A car had plowed into the group, hurling bodies in the air, killing 32- year- old Heather Heyer and injuring 19 others. All of us nearby scrambled backward for safety or ran to help the injured.”
Note the shift to passive voice, this was not observed by the reporter, the narrative of a car plowing into the crowd came from the cop-killers. This canard has been repeated everywhere from the NY Times to the Phi Beta Kappa newsletter.
It didn’t happen!
Look at the youtube clips – ignore the misleading voice-overs – examine the images. An intersection full of “counter demonstrators” intimidating two motorists forced to stop – a third car, a Dodge Challenger, approaching at about 25 mph – a squeal of BRAKING TIRES as the Dodge plowed into … THE STOPPED CARS (on the videos those cars were driven forward at about 5 mph by the crash) — a few minutes later the Dodge reversing away with the bumper of another car tangled in its front end.

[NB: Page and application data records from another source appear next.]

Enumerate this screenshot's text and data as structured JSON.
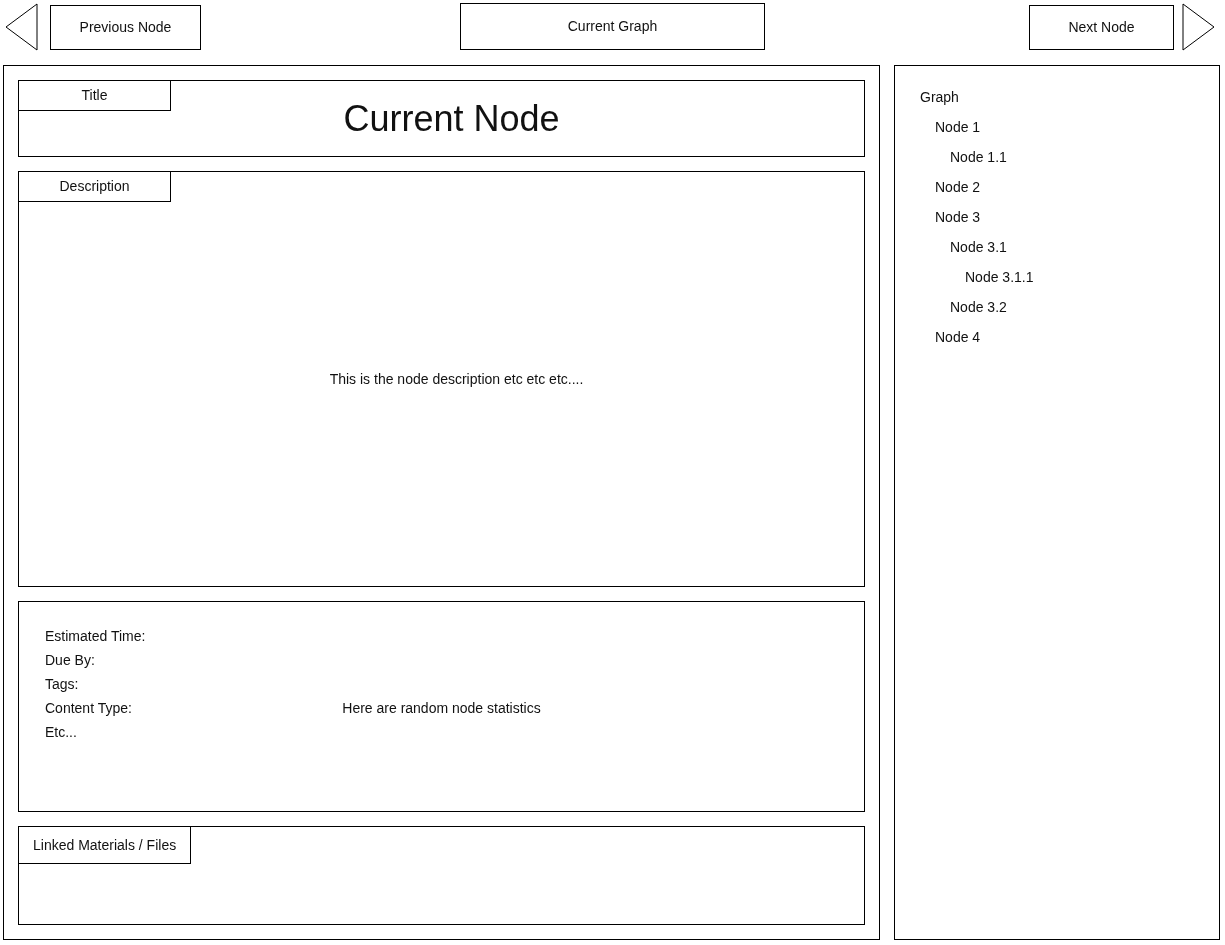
{
  "nav": {
    "previous_button": "Previous Node",
    "current_graph_button": "Current Graph",
    "next_button": "Next Node"
  },
  "title_panel": {
    "label": "Title",
    "value": "Current Node"
  },
  "description_panel": {
    "label": "Description",
    "text": "This is the node description etc etc etc...."
  },
  "statistics_panel": {
    "fields": [
      "Estimated Time:",
      "Due By:",
      "Tags:",
      "Content Type:",
      "Etc..."
    ],
    "note": "Here are random node statistics"
  },
  "materials_panel": {
    "label": "Linked Materials / Files"
  },
  "tree": {
    "label": "Graph",
    "children": [
      {
        "label": "Node 1",
        "children": [
          {
            "label": "Node 1.1"
          }
        ]
      },
      {
        "label": "Node 2"
      },
      {
        "label": "Node 3",
        "children": [
          {
            "label": "Node 3.1",
            "children": [
              {
                "label": "Node 3.1.1"
              }
            ]
          },
          {
            "label": "Node 3.2"
          }
        ]
      },
      {
        "label": "Node 4"
      }
    ]
  }
}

At no time did any of the cars leave the roadway – so the 20 people injured, one fatally, had to be in the roadway; they were probably the scofflaws harassing the motorists and chanting “Whose streets? Our streets!” The press knew this within minutes, yet they continued to spread the false narrative of a hate-crazed driver plowing into a crowd of (presumably) innocent bystanders.
A short time later the AP story was altered (probably by a wise attorney) by adding the word “allegedly” at key points. Alleged by whom, one may ask. The police were not present, only a few reporters, the intimidated drivers and the mob of celebrating black supremacists – so who do you think invented this tale?

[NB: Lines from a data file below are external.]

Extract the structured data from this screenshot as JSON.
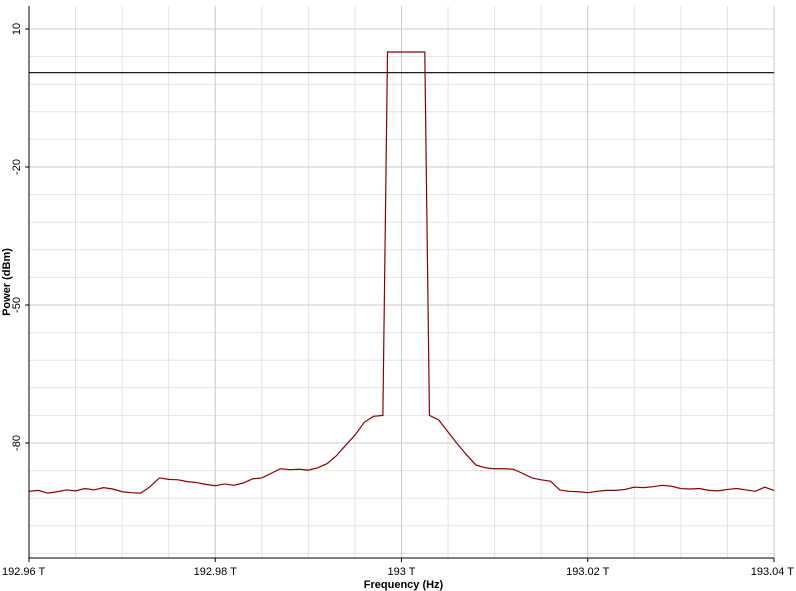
{
  "chart_data": {
    "type": "line",
    "title": "",
    "xlabel": "Frequency (Hz)",
    "ylabel": "Power (dBm)",
    "xlim": [
      192.96,
      193.04
    ],
    "ylim": [
      -105,
      15
    ],
    "grid": true,
    "x_ticks": [
      192.96,
      192.98,
      193.0,
      193.02,
      193.04
    ],
    "x_tick_labels": [
      "192.96 T",
      "192.98 T",
      "193 T",
      "193.02 T",
      "193.04 T"
    ],
    "y_ticks": [
      10,
      -20,
      -50,
      -80
    ],
    "y_tick_labels": [
      "10",
      "-20",
      "-50",
      "-80"
    ],
    "reference_line": {
      "y": 0.5,
      "color": "#000000"
    },
    "series": [
      {
        "color": "#8b0000",
        "x": [
          192.96,
          192.961,
          192.962,
          192.963,
          192.964,
          192.965,
          192.966,
          192.967,
          192.968,
          192.969,
          192.97,
          192.971,
          192.972,
          192.973,
          192.974,
          192.975,
          192.976,
          192.977,
          192.978,
          192.979,
          192.98,
          192.981,
          192.982,
          192.983,
          192.984,
          192.985,
          192.986,
          192.987,
          192.988,
          192.989,
          192.99,
          192.991,
          192.992,
          192.993,
          192.994,
          192.995,
          192.996,
          192.997,
          192.998,
          192.9985,
          193.0025,
          193.003,
          193.004,
          193.005,
          193.006,
          193.007,
          193.008,
          193.009,
          193.01,
          193.011,
          193.012,
          193.013,
          193.014,
          193.015,
          193.016,
          193.017,
          193.018,
          193.019,
          193.02,
          193.021,
          193.022,
          193.023,
          193.024,
          193.025,
          193.026,
          193.027,
          193.028,
          193.029,
          193.03,
          193.031,
          193.032,
          193.033,
          193.034,
          193.035,
          193.036,
          193.037,
          193.038,
          193.039,
          193.04
        ],
        "y": [
          -90.5,
          -90.3,
          -90.9,
          -90.6,
          -90.2,
          -90.4,
          -89.9,
          -90.2,
          -89.7,
          -90.0,
          -90.6,
          -90.8,
          -90.9,
          -89.5,
          -87.6,
          -87.9,
          -88.0,
          -88.4,
          -88.6,
          -89.0,
          -89.3,
          -88.9,
          -89.2,
          -88.7,
          -87.8,
          -87.6,
          -86.6,
          -85.6,
          -85.8,
          -85.7,
          -85.9,
          -85.4,
          -84.5,
          -82.8,
          -80.5,
          -78.3,
          -75.5,
          -74.2,
          -74.0,
          5.0,
          5.0,
          -74.0,
          -75.0,
          -77.6,
          -80.2,
          -82.6,
          -84.8,
          -85.4,
          -85.6,
          -85.6,
          -85.7,
          -86.6,
          -87.6,
          -88.0,
          -88.3,
          -90.2,
          -90.5,
          -90.6,
          -90.8,
          -90.5,
          -90.3,
          -90.3,
          -90.1,
          -89.6,
          -89.7,
          -89.5,
          -89.2,
          -89.4,
          -89.9,
          -90.0,
          -89.9,
          -90.3,
          -90.4,
          -90.1,
          -89.9,
          -90.2,
          -90.5,
          -89.6,
          -90.3
        ]
      }
    ]
  }
}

WHAT DIFFERENCE AT THIS POINT DOES IT MAKE?
With apologies to HRC, this account is about the loss of honesty and the rise of political corruption, particularly among the administration and faculty at the University; the town of Charlottesville, and our sleazy Democrat Governor. The progressive forces who now dominate the UVA faculty have long regarded the honor system, like the US Constitution, as an anachronism. Strict honesty is too rigid – it lacks room for “nuance.”
There is little we can do about the carefully measured dishonesty of the press (and it is refreshing to see that the Daily Progress, which many of us joked about 50 years ago, still clings to some of the old simple standards). But perhaps we should consider some honor trials for corrupt faculty. Perhaps deny the University the authority and funds to hire outside attorneys to fight state anti-corruption laws like the Dillon rule and specific statutes designed to prevent lawlessness by academic elites.
Acknowledgements 1) I grew up in the city of Greensboro NC, later the site of an infamous historic shootout between the KKK and a band of Communists. The Greensboro newspaper inspired me by pulling no punches and accurately identifying both groups – an example of journalistic integrity that is nearly impossible to find today. 2) I must thank my historian son Jay W. Coffey for shaming me into digging out some facts to replace my immediate speculations. He keeps me honest.